- Cancellation (supplemental)- children scan random and structured arrangements of pictures and marks specific target pictures within a limited amount of time.
From the WISC-IV: Working Memory Index
- The Working Memory Index (formerly known as Freedom from Distractibility Index) subtests are as follows:
- Digit Span – children are orally given sequences of numbers and asked to repeat them, either as heard or in reverse order.
- Letter-Number Sequencing – children are provided a series of numbers and letters and asked to provide them back to the examiner in a predetermined order.
- Arithmetic (supplemental) – orally administered arithmetic questions. Timed.
From the WISC-IV: Scoring
- Each of the ten core subtests is given equal weighting towards full scale IQ. There are three subtests for both VCI and PRI, thus they are given 30% weighting each; in addition, PSI and WMI are given weighting for their two subtests each.
- The WISC-IV also produces seven process scores on three subtests: block design, cancellation and digit span. These scores are intended to provide more detailed information on cognitive abilities that contribute to performance on the subtest. These scores do not contribute to the composite scores.
Scores are reported in the psychoeducational report. Scores are usually presented as percentiles with descriptions (i.e 35th percentile, low average ability). See Assessment: Norms, Percentiles, Stanines, Grade Equivalents etc for details.
- Bell Curve illustrating the range of scores on the Wechsler Adult Intelligence Scale
- The average score is a range from 85 to 115. That means most people score between this range. (That is why the high point of the bell is over these scores). Fewer people score less than 55 or higher than 145 – that is why the low point of the bell is over these scores.
- A score of less than 70 indicates low cognitive ability (mild intellectual ability) and a score of less than 55 relates to moderate mental retardation (developmental disability).
- A score over 130 indicates high cognitive ability and intellectual giftedness (the actual criteria for gifted identification depends on your board)
How does the Test maker know their test is Valid and Reliable?

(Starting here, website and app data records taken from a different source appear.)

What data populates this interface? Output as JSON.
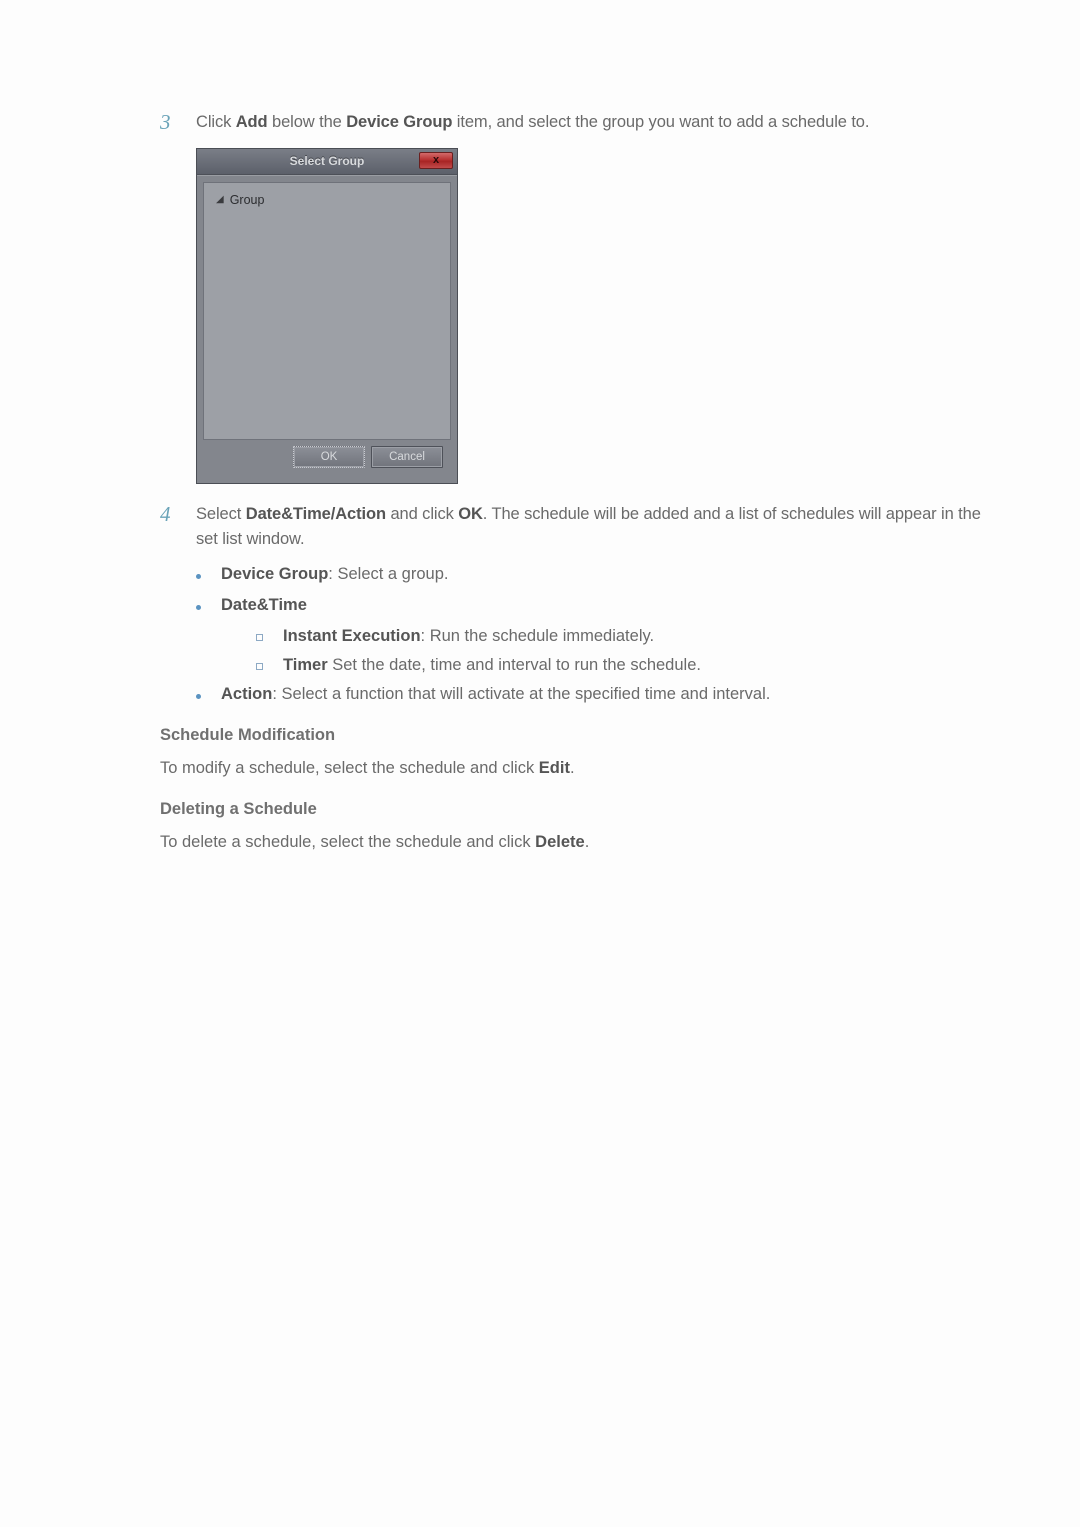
{
  "step3": {
    "num": "3",
    "text_before": "Click ",
    "add": "Add",
    "text_mid1": " below the ",
    "device_group": "Device Group",
    "text_after": " item, and select the group you want to add a schedule to."
  },
  "dialog": {
    "title": "Select Group",
    "close": "x",
    "tree_item": "Group",
    "ok": "OK",
    "cancel": "Cancel"
  },
  "step4": {
    "num": "4",
    "s1": "Select ",
    "dta": "Date&Time/Action",
    "s2": " and click ",
    "ok": "OK",
    "s3": ". The schedule will be added and a list of schedules will appear in the set list window."
  },
  "bullets": {
    "dg_label": "Device Group",
    "dg_rest": ": Select a group.",
    "dt_label": "Date&Time",
    "ie_label": "Instant Execution",
    "ie_rest": ": Run the schedule immediately.",
    "timer_label": "Timer",
    "timer_rest": " Set the date, time and interval to run the schedule.",
    "action_label": "Action",
    "action_rest": ": Select a function that will activate at the specified time and interval."
  },
  "mod": {
    "heading": "Schedule Modification",
    "p1a": "To modify a schedule, select the schedule and click ",
    "p1b": "Edit",
    "p1c": "."
  },
  "del": {
    "heading": "Deleting a Schedule",
    "p1a": "To delete a schedule, select the schedule and click ",
    "p1b": "Delete",
    "p1c": "."
  }
}
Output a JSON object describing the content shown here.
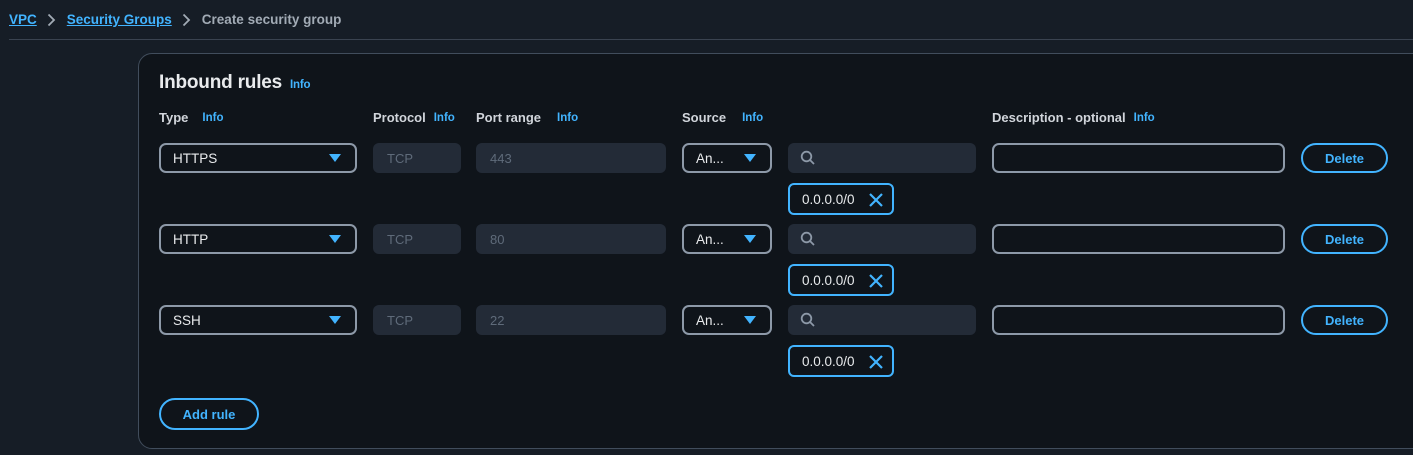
{
  "breadcrumb": {
    "items": [
      "VPC",
      "Security Groups"
    ],
    "current": "Create security group"
  },
  "panel": {
    "title": "Inbound rules",
    "info_label": "Info"
  },
  "columns": {
    "type": "Type",
    "protocol": "Protocol",
    "port_range": "Port range",
    "source": "Source",
    "description": "Description - optional"
  },
  "rules": [
    {
      "type": "HTTPS",
      "protocol": "TCP",
      "port": "443",
      "source": "An...",
      "cidr": "0.0.0.0/0",
      "description": "",
      "delete_label": "Delete"
    },
    {
      "type": "HTTP",
      "protocol": "TCP",
      "port": "80",
      "source": "An...",
      "cidr": "0.0.0.0/0",
      "description": "",
      "delete_label": "Delete"
    },
    {
      "type": "SSH",
      "protocol": "TCP",
      "port": "22",
      "source": "An...",
      "cidr": "0.0.0.0/0",
      "description": "",
      "delete_label": "Delete"
    }
  ],
  "add_rule_label": "Add rule",
  "colors": {
    "accent": "#42b4ff",
    "background": "#161d26",
    "panel": "#0f141a",
    "field_disabled": "#232b37"
  },
  "icons": {
    "breadcrumb_separator": "chevron-right-icon",
    "search": "search-icon",
    "remove_token": "close-icon",
    "dropdown": "caret-down-icon"
  }
}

Psychometric properties of the WISC-IV
The WISC–IV US standardization sample consisted of 2,200 children between the ages of 6 and 16 years 11 months and the UK sample consisted of 780 children. Both standardizations included special group samples including the following: children identified as gifted, children with mild or moderate mental retardation, children with learning disorders (reading, reading/writing, math, reading/writing/math), children with ADHD, children with expressive and mixed receptive-expressive language disorders. children with autism, children with Asperger’s syndrome, children with open or closed head injury, and children with motor impairment.
WISC–IV is also validated with measures of achievement, memory, adaptive behaviour, emotional intelligence, and giftedness. Equivalency studies were also conducted within the Wechsler family of tests enabling comparisons between various Wechsler scores over the lifespan. A number of concurrent studies were conducted to examine the scale’s reliability and validity. Evidence of the convergent and discriminant validity of the WISC–IV is provided by correlational studies with the following instruments: WISC–III, WPPSI–III, WAIS–III, WASI, WIAT–II, CMS, GRS, BarOn EQ, and the ABAS–II. Evidence of construct validity was provided through a series of exploratory and confirmatory factor-analytic studies and mean comparisons using matched samples of clinical and nonclinical children.